But the really interesting word here is that Jesus says they “did not believe him.” Believe? Perhaps he means, “believe that you need to repent.” But then he says that “when you saw” that the sinners had repented, “you did not later change your minds” (it’s a slightly different word, related to repentance) “and believe him.”
The conversion of the prostitutes and tax collectors is evidence that should have made them change their minds and believe John’s message. Evidence of what? This is evidence that conversion is possible.
The key figure is Jesus.
The reading from Philippians, working up to the Christ hymn, begins, “If there is any encouragement in Christ, any solace in love, any participation in the Spirit, any compassion and mercy . . . .”
All these words are rich. Christ is the encourager, the consoler: it’s the same word used for the Holy Spirit, Paraclete, and for what those who mourn receive in the Beatitudes, consolation. He comes to our aid. He helps us.
He nurtures us with his love. He gives us a “participation” – a koinonia, or communio – in his Spirit. He feels compassion for our plight: the word speaks of visceral feelings, in his gut. And he has “mercy”: actually “pity,” for the death-dealing plight of our unrighteousness.
Jesus comes to our aid. This is why we “believe” in repentance. It seems impossible to turn the right way, impossible to become good when we are so wicked. But look at the sinners who have converted, and believe: Jesus comes to our aid, and leads us to the path of life.
The reading from Philippians is long, and endlessly wonderful. We don’t have space to do it justice.
Let us only note the key word, which gets translated “attitude,” “mind,” “thinking.” The Greek seems to have to do with “putting reins on our mind.”
We are to have the same attitude of mind as Jesus. Because he has compassion on our sins, we can have compassion.

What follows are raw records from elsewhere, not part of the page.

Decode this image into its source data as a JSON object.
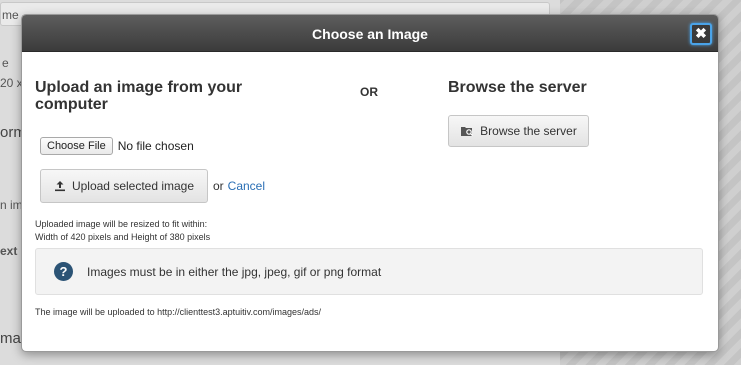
{
  "background": {
    "fragments": [
      "me – ",
      "e",
      "20 x",
      "orm",
      "n im",
      "ext",
      "ma"
    ]
  },
  "modal": {
    "title": "Choose an Image",
    "close_label": "✖",
    "upload": {
      "heading": "Upload an image from your computer",
      "choose_file_label": "Choose File",
      "file_status": "No file chosen",
      "upload_button_label": "Upload selected image",
      "or_text": "or",
      "cancel_label": "Cancel",
      "resize_note_line1": "Uploaded image will be resized to fit within:",
      "resize_note_line2": "Width of 420 pixels and Height of 380 pixels"
    },
    "or_label": "OR",
    "browse": {
      "heading": "Browse the server",
      "button_label": "Browse the server"
    },
    "info": {
      "icon_glyph": "?",
      "text": "Images must be in either the jpg, jpeg, gif or png format"
    },
    "upload_destination": "The image will be uploaded to http://clienttest3.aptuitiv.com/images/ads/"
  },
  "colors": {
    "header_bg": "#3b3b3b",
    "link": "#2a6fb5",
    "help_icon": "#2b5375",
    "focus_ring": "#4aa3e8"
  }
}
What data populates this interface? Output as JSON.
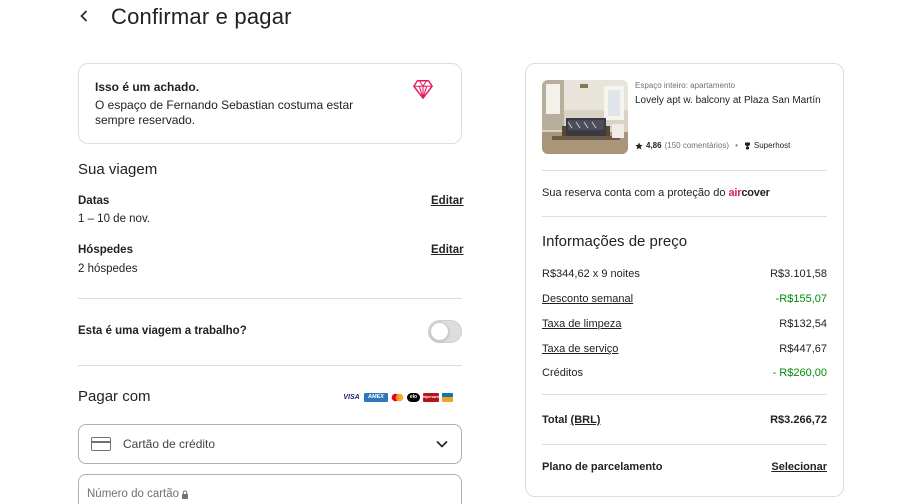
{
  "header": {
    "title": "Confirmar e pagar"
  },
  "found_card": {
    "title": "Isso é um achado.",
    "text": "O espaço de Fernando Sebastian costuma estar sempre reservado."
  },
  "trip": {
    "title": "Sua viagem",
    "dates_label": "Datas",
    "dates_value": "1 – 10 de nov.",
    "guests_label": "Hóspedes",
    "guests_value": "2 hóspedes",
    "edit_label": "Editar",
    "work_trip_label": "Esta é uma viagem a trabalho?",
    "work_trip_on": false
  },
  "payment": {
    "title": "Pagar com",
    "logos": [
      "VISA",
      "AMEX",
      "mastercard",
      "elo",
      "hipercard",
      "diners"
    ],
    "method_selected": "Cartão de crédito",
    "card_number_placeholder": "Número do cartão"
  },
  "listing": {
    "type": "Espaço inteiro: apartamento",
    "name": "Lovely apt w. balcony at Plaza San Martín",
    "rating": "4,86",
    "reviews": "(150 comentários)",
    "separator": "•",
    "badge": "Superhost"
  },
  "aircover": {
    "text": "Sua reserva conta com a proteção do",
    "logo_part1": "air",
    "logo_part2": "cover"
  },
  "price": {
    "title": "Informações de preço",
    "rows": [
      {
        "label": "R$344,62 x 9 noites",
        "value": "R$3.101,58"
      },
      {
        "label": "Desconto semanal",
        "value": "-R$155,07"
      },
      {
        "label": "Taxa de limpeza",
        "value": "R$132,54"
      },
      {
        "label": "Taxa de serviço",
        "value": "R$447,67"
      },
      {
        "label": "Créditos",
        "value": "- R$260,00"
      }
    ],
    "total_label": "Total",
    "total_currency": "(BRL)",
    "total_value": "R$3.266,72",
    "installment_label": "Plano de parcelamento",
    "installment_action": "Selecionar"
  },
  "colors": {
    "accent": "#e31c5f",
    "discount_green": "#008a05",
    "border": "#dddddd",
    "text": "#222222"
  }
}
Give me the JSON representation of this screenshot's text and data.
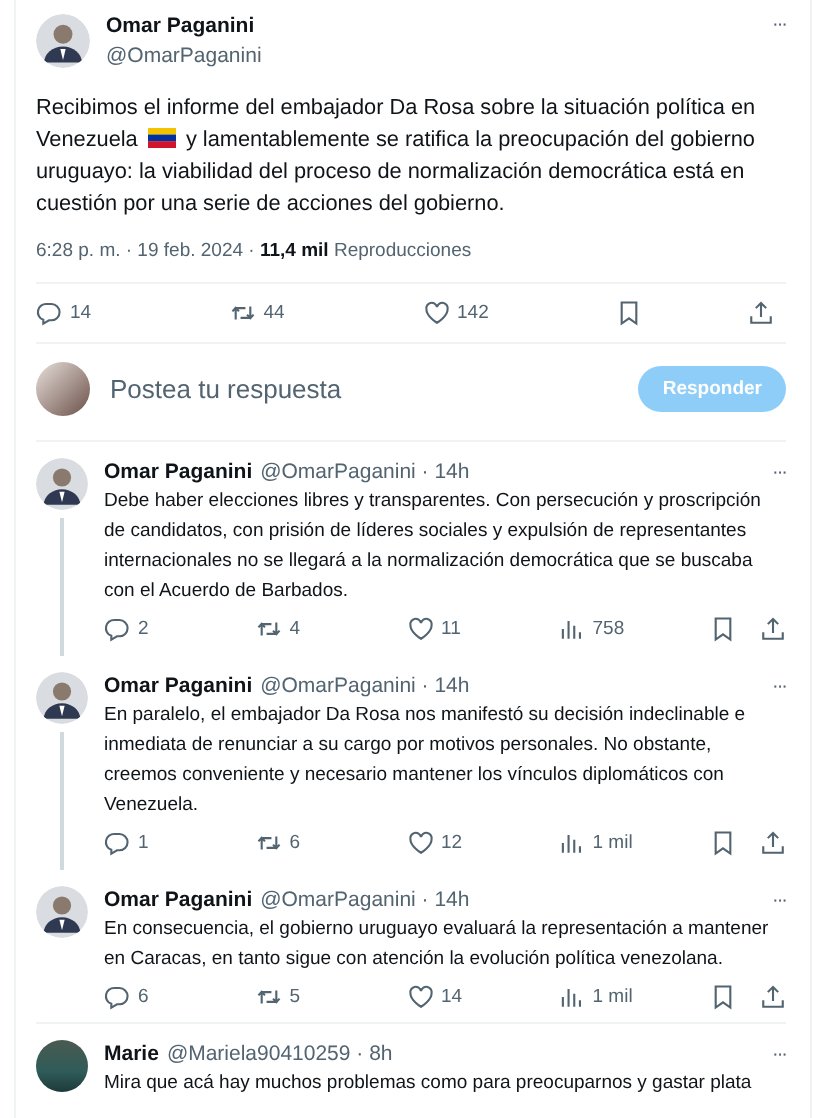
{
  "main_post": {
    "author": "Omar Paganini",
    "handle": "@OmarPaganini",
    "more": "···",
    "text_before": "Recibimos el informe del embajador Da Rosa sobre la situación política en Venezuela",
    "text_after": "y lamentablemente se ratifica la preocupación del gobierno uruguayo: la viabilidad del proceso de normalización democrática está en cuestión por una serie de acciones del gobierno.",
    "time": "6:28 p. m. · 19 feb. 2024 · ",
    "views": "11,4 mil",
    "views_label": "Reproducciones",
    "actions": [
      {
        "kind": "reply",
        "count": "14"
      },
      {
        "kind": "repost",
        "count": "44"
      },
      {
        "kind": "like",
        "count": "142"
      },
      {
        "kind": "bookmark"
      },
      {
        "kind": "share"
      }
    ]
  },
  "reply_box": {
    "placeholder": "Postea tu respuesta",
    "button": "Responder",
    "disabled": true
  },
  "replies": [
    {
      "author": "Omar Paganini",
      "handle": "@OmarPaganini · 14h",
      "more": "···",
      "kind": "person",
      "thread_line": true,
      "text": "Debe haber elecciones libres y transparentes. Con persecución y proscripción de candidatos, con prisión de líderes sociales y expulsión de representantes internacionales no se llegará a la normalización democrática que se buscaba con el Acuerdo de Barbados.",
      "actions": [
        {
          "kind": "reply",
          "count": "2"
        },
        {
          "kind": "repost",
          "count": "4"
        },
        {
          "kind": "like",
          "count": "11"
        },
        {
          "kind": "views",
          "count": "758"
        },
        {
          "kind": "bookmark"
        },
        {
          "kind": "share"
        }
      ]
    },
    {
      "author": "Omar Paganini",
      "handle": "@OmarPaganini · 14h",
      "more": "···",
      "kind": "person",
      "thread_line": true,
      "text": "En paralelo, el embajador Da Rosa nos manifestó su decisión indeclinable e inmediata de renunciar a su cargo por motivos personales. No obstante, creemos conveniente y necesario mantener los vínculos diplomáticos con Venezuela.",
      "actions": [
        {
          "kind": "reply",
          "count": "1"
        },
        {
          "kind": "repost",
          "count": "6"
        },
        {
          "kind": "like",
          "count": "12"
        },
        {
          "kind": "views",
          "count": "1 mil"
        },
        {
          "kind": "bookmark"
        },
        {
          "kind": "share"
        }
      ]
    },
    {
      "author": "Omar Paganini",
      "handle": "@OmarPaganini · 14h",
      "more": "···",
      "kind": "person",
      "thread_line": false,
      "text": "En consecuencia, el gobierno uruguayo evaluará la representación a mantener en Caracas, en tanto sigue con atención la evolución política venezolana.",
      "actions": [
        {
          "kind": "reply",
          "count": "6"
        },
        {
          "kind": "repost",
          "count": "5"
        },
        {
          "kind": "like",
          "count": "14"
        },
        {
          "kind": "views",
          "count": "1 mil"
        },
        {
          "kind": "bookmark"
        },
        {
          "kind": "share"
        }
      ]
    },
    {
      "author": "Marie",
      "handle": "@Mariela90410259 · 8h",
      "more": "···",
      "kind": "photo",
      "thread_line": false,
      "separated": true,
      "text": "Mira que acá hay muchos problemas como para preocuparnos y gastar plata"
    }
  ]
}
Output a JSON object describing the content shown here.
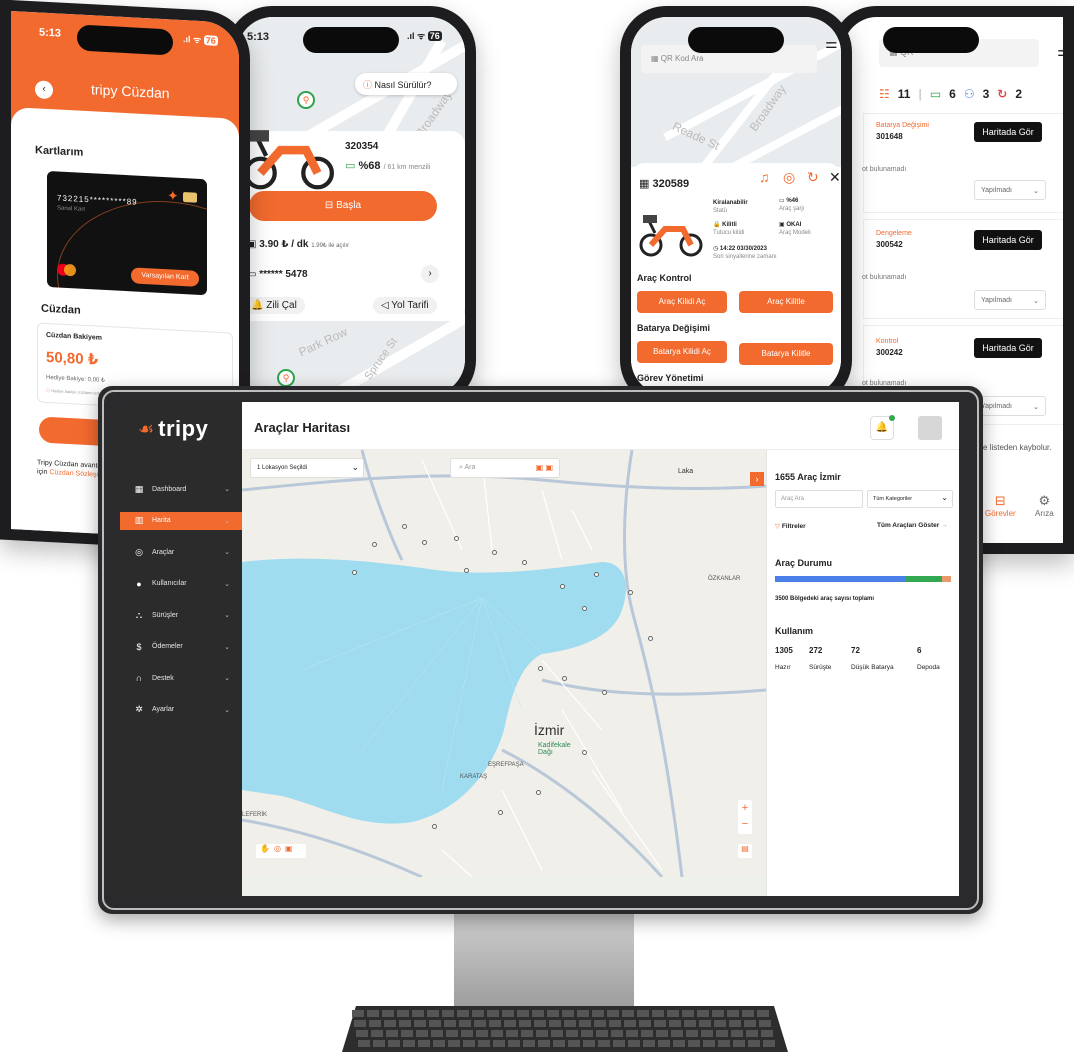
{
  "phone1": {
    "time": "5:13",
    "battery": "76",
    "title": "tripy Cüzdan",
    "cards_title": "Kartlarım",
    "card_number": "732215*********89",
    "card_label": "Sanal Kart",
    "card_default_button": "Varsayılan Kart",
    "wallet_title": "Cüzdan",
    "balance_label": "Cüzdan Bakiyem",
    "balance_value": "50,80 ₺",
    "gift_label": "Hediye Bakiye: 0,00 ₺",
    "notice": "Hediye bakiye cüzdanınızdaki bağlantı kuruluyor olabilir",
    "topup_button": "Bakiye Ekle",
    "footer_text": "Tripy Cüzdan avantajl",
    "footer_prefix": "için",
    "footer_link": "Cüzdan Sözleşm"
  },
  "phone2": {
    "time": "5:13",
    "battery": "76",
    "how_to_ride": "Nasıl Sürülür?",
    "street1": "Broadway",
    "street2": "Park Row",
    "street3": "Spruce St",
    "vehicle_id": "320354",
    "battery_pct": "%68",
    "range": "/ 61 km menzili",
    "start_button": "Başla",
    "price": "3.90 ₺ / dk",
    "unlock_fee": "1.99₺ ile açılır",
    "card_mask": "****** 5478",
    "ring_bell": "Zili Çal",
    "directions": "Yol Tarifi"
  },
  "phone3": {
    "search_placeholder": "QR Kod Ara",
    "street1": "Reade St",
    "street2": "Broadway",
    "vehicle_id": "320589",
    "rentable": "Kiralanabilir",
    "status_label": "Statü",
    "battery_pct": "%46",
    "battery_label": "Araç şarjı",
    "locked": "Kilitli",
    "lock_label": "Tutucu kilidi",
    "model": "OKAI",
    "model_label": "Araç Modeli",
    "last_update": "14:22 03/30/2023",
    "last_update_label": "Son sinyallerine zamanı",
    "section_vehicle": "Araç Kontrol",
    "unlock_vehicle": "Araç Kilidi Aç",
    "lock_vehicle": "Araç Kilitle",
    "section_battery": "Batarya Değişimi",
    "unlock_battery": "Batarya Kilidi Aç",
    "lock_battery": "Batarya Kilitle",
    "section_tasks": "Görev Yönetimi"
  },
  "phone4": {
    "search_placeholder": "QR",
    "count_tasks": "11",
    "count_battery": "6",
    "count_balance": "3",
    "count_control": "2",
    "tasks": [
      {
        "type": "Batarya Değişimi",
        "id": "301648",
        "note": "ot bulunamadı",
        "status": "Yapılmadı",
        "button": "Haritada Gör"
      },
      {
        "type": "Dengeleme",
        "id": "300542",
        "note": "ot bulunamadı",
        "status": "Yapılmadı",
        "button": "Haritada Gör"
      },
      {
        "type": "Kontrol",
        "id": "300242",
        "note": "ot bulunamadı",
        "status": "Yapılmadı",
        "button": "Haritada Gör"
      }
    ],
    "footer_note": "se listeden kaybolur.",
    "tab_tasks": "Görevler",
    "tab_fault": "Arıza"
  },
  "desktop": {
    "brand": "tripy",
    "page_title": "Araçlar Haritası",
    "nav": [
      {
        "label": "Dashboard",
        "icon": "grid-icon"
      },
      {
        "label": "Harita",
        "icon": "map-icon"
      },
      {
        "label": "Araçlar",
        "icon": "scooter-icon"
      },
      {
        "label": "Kullanıcılar",
        "icon": "user-icon"
      },
      {
        "label": "Sürüşler",
        "icon": "route-icon"
      },
      {
        "label": "Ödemeler",
        "icon": "payment-icon"
      },
      {
        "label": "Destek",
        "icon": "headset-icon"
      },
      {
        "label": "Ayarlar",
        "icon": "gear-icon"
      }
    ],
    "location_select": "1 Lokasyon Seçildi",
    "map_search_placeholder": "Ara",
    "map_labels": {
      "city": "İzmir",
      "kadifekale": "Kadifekale Dağı",
      "esrefpasa": "EŞREFPAŞA",
      "karatas": "KARATAŞ",
      "ozkanlar": "ÖZKANLAR",
      "laka": "Laka",
      "eferlik": "LEFERİK"
    },
    "panel": {
      "title": "1655 Araç İzmir",
      "search_placeholder": "Araç Ara",
      "category_select": "Tüm Kategoriler",
      "filters": "Filtreler",
      "show_all": "Tüm Araçları Göster",
      "status_title": "Araç Durumu",
      "status_caption": "3500 Bölgedeki araç sayısı toplamı",
      "usage_title": "Kullanım",
      "usage": [
        {
          "value": "1305",
          "label": "Hazır"
        },
        {
          "value": "272",
          "label": "Sürüşte"
        },
        {
          "value": "72",
          "label": "Düşük Batarya"
        },
        {
          "value": "6",
          "label": "Depoda"
        }
      ],
      "status_shares": [
        0.74,
        0.21,
        0.05
      ],
      "colors": {
        "ready": "#4a7ee8",
        "riding": "#33a852",
        "low": "#e99a6b"
      }
    }
  }
}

Because we believe that he can heal, we must live as if he can heal: as if he can heal us, and as if he really can heal those around us.
Are there places in your life – in yourself or in those around you – where you have too little faith in Jesus’s power to give the gift of repentance?